**DATA UNDER STUDY**
↓↓↓

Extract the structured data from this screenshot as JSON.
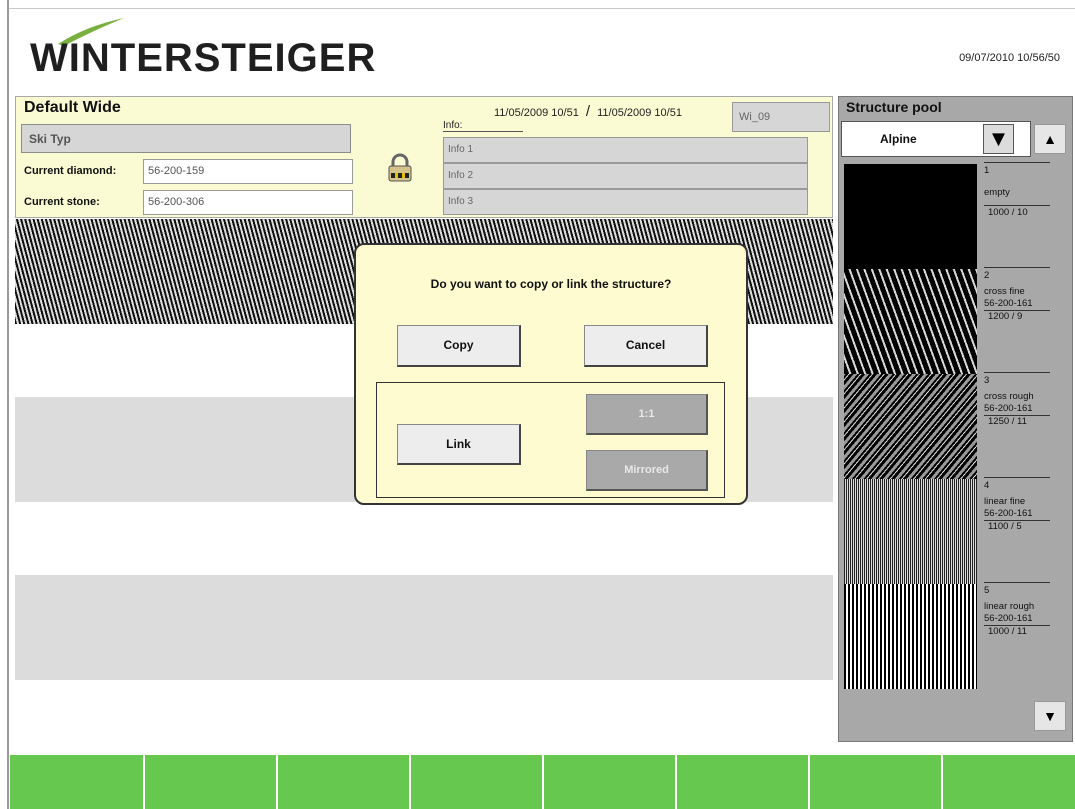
{
  "brand": {
    "name": "WINTERSTEIGER"
  },
  "datetime": "09/07/2010 10/56/50",
  "header": {
    "title": "Default Wide",
    "ski_type": "Ski Typ",
    "current_diamond_label": "Current diamond:",
    "current_diamond": "56-200-159",
    "current_stone_label": "Current stone:",
    "current_stone": "56-200-306",
    "date_from": "11/05/2009 10/51",
    "date_separator": "/",
    "date_to": "11/05/2009 10/51",
    "code": "Wi_09",
    "info_label": "Info:",
    "info": [
      "Info 1",
      "Info 2",
      "Info 3"
    ],
    "lock_icon": "padlock-icon"
  },
  "structure_pool": {
    "title": "Structure pool",
    "category": "Alpine",
    "items": [
      {
        "number": "1",
        "name": "empty",
        "code": "",
        "value": "1000 / 10"
      },
      {
        "number": "2",
        "name": "cross fine",
        "code": "56-200-161",
        "value": "1200 / 9"
      },
      {
        "number": "3",
        "name": "cross rough",
        "code": "56-200-161",
        "value": "1250 / 11"
      },
      {
        "number": "4",
        "name": "linear fine",
        "code": "56-200-161",
        "value": "1100 / 5"
      },
      {
        "number": "5",
        "name": "linear rough",
        "code": "56-200-161",
        "value": "1000 / 11"
      }
    ],
    "scroll_up_icon": "▲",
    "scroll_down_icon": "▼",
    "dropdown_icon": "▼"
  },
  "dialog": {
    "question": "Do you want to copy or link the structure?",
    "copy_label": "Copy",
    "cancel_label": "Cancel",
    "link_label": "Link",
    "one_to_one_label": "1:1",
    "mirrored_label": "Mirrored"
  },
  "colors": {
    "header_bg": "#fbfbd3",
    "bottom_bar": "#66c84e",
    "logo_accent": "#7ab040"
  }
}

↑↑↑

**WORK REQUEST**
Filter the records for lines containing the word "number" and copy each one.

**ANSWER TO THIS PROBLEM**
        "number": "1",
        "number": "2",
        "number": "3",
        "number": "4",
        "number": "5",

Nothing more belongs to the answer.